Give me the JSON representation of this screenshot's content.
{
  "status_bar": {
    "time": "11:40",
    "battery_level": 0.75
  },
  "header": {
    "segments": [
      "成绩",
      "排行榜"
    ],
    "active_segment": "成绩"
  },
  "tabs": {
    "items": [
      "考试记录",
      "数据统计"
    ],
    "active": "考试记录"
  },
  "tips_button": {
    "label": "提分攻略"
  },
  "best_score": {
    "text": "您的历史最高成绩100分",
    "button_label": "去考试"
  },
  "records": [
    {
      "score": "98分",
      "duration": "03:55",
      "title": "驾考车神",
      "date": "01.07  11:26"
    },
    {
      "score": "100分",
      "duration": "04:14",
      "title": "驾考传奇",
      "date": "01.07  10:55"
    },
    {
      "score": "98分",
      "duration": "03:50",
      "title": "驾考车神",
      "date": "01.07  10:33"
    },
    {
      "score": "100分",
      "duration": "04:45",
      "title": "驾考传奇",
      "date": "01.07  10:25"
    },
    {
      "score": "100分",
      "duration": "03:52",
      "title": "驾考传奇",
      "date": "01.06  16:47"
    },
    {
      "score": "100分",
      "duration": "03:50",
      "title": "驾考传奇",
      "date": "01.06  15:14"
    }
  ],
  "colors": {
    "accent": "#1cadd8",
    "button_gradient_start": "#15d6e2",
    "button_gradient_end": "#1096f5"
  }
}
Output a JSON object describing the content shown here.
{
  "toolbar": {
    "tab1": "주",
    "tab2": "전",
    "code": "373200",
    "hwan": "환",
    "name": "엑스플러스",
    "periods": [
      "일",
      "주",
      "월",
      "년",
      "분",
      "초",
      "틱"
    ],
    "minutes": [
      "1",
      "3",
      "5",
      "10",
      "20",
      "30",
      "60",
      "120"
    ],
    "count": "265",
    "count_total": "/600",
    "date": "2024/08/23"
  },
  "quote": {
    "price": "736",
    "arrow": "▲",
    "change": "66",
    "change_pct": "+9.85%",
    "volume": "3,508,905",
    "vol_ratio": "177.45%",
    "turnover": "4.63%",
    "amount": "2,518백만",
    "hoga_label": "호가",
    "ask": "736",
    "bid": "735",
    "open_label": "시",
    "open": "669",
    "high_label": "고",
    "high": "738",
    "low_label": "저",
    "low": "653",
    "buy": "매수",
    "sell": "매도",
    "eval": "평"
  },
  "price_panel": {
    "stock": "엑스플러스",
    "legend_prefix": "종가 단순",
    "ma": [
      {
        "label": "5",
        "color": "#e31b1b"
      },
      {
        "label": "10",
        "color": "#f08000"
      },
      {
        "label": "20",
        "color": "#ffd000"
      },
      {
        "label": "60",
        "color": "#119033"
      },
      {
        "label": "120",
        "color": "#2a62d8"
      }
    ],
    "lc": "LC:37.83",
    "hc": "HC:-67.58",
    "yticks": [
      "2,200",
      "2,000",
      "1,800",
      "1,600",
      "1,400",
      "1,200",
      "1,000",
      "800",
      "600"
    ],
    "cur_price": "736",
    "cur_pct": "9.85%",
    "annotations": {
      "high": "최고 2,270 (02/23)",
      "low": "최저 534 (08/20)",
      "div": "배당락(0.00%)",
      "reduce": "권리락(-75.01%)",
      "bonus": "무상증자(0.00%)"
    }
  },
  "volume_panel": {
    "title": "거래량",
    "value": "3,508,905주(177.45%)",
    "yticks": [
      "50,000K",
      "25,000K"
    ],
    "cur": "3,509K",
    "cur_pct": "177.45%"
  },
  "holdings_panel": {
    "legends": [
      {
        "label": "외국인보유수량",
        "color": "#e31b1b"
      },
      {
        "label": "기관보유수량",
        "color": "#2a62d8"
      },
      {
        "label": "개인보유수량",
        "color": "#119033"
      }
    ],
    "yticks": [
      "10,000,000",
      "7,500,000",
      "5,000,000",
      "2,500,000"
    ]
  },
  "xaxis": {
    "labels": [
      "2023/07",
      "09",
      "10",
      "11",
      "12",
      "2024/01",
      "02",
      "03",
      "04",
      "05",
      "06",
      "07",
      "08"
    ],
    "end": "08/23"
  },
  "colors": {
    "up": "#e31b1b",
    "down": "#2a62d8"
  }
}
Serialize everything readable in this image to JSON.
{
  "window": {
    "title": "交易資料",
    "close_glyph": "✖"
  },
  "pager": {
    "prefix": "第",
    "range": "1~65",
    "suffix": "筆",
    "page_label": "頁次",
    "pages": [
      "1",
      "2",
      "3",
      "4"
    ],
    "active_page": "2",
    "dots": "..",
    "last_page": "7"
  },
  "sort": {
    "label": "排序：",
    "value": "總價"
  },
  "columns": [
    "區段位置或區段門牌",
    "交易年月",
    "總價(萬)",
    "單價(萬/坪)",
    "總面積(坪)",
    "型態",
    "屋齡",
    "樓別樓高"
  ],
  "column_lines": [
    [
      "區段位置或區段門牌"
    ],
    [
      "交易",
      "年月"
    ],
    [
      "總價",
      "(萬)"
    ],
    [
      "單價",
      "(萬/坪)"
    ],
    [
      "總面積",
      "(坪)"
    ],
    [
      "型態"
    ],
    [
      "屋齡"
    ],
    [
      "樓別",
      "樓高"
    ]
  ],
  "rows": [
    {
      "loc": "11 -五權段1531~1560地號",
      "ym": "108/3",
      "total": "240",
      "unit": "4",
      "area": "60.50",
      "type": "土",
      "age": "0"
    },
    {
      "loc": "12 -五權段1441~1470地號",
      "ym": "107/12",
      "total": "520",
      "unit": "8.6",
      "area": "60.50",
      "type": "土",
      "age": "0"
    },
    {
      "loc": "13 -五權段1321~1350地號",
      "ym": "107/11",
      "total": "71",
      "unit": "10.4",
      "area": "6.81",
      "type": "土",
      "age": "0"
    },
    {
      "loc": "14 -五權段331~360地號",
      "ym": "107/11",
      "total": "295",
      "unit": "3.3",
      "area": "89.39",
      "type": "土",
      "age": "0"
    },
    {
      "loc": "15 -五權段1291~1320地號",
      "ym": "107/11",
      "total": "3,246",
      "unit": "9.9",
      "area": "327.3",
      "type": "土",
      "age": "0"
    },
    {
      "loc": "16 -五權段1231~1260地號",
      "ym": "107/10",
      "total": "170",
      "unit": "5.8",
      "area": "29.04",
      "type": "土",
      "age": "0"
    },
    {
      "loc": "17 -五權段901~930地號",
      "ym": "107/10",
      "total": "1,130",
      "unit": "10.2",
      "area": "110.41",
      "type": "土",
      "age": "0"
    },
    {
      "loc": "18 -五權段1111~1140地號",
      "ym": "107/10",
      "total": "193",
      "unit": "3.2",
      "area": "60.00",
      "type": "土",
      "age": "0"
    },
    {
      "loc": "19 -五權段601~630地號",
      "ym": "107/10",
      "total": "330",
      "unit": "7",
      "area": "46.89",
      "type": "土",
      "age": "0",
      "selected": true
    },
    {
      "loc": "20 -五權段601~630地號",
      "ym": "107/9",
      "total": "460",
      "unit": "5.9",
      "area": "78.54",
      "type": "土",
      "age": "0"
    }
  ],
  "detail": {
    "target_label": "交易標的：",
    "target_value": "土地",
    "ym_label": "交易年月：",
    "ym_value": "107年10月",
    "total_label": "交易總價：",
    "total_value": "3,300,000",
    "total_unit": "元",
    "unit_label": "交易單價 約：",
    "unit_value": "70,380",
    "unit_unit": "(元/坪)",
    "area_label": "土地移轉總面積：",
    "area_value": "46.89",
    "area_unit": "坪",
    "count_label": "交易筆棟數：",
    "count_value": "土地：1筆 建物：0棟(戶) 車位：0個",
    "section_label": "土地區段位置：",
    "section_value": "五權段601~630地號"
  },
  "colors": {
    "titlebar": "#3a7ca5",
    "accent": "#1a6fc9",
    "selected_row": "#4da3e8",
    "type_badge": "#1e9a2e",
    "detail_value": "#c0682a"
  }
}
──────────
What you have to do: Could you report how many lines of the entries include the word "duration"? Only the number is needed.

Expected answer: 6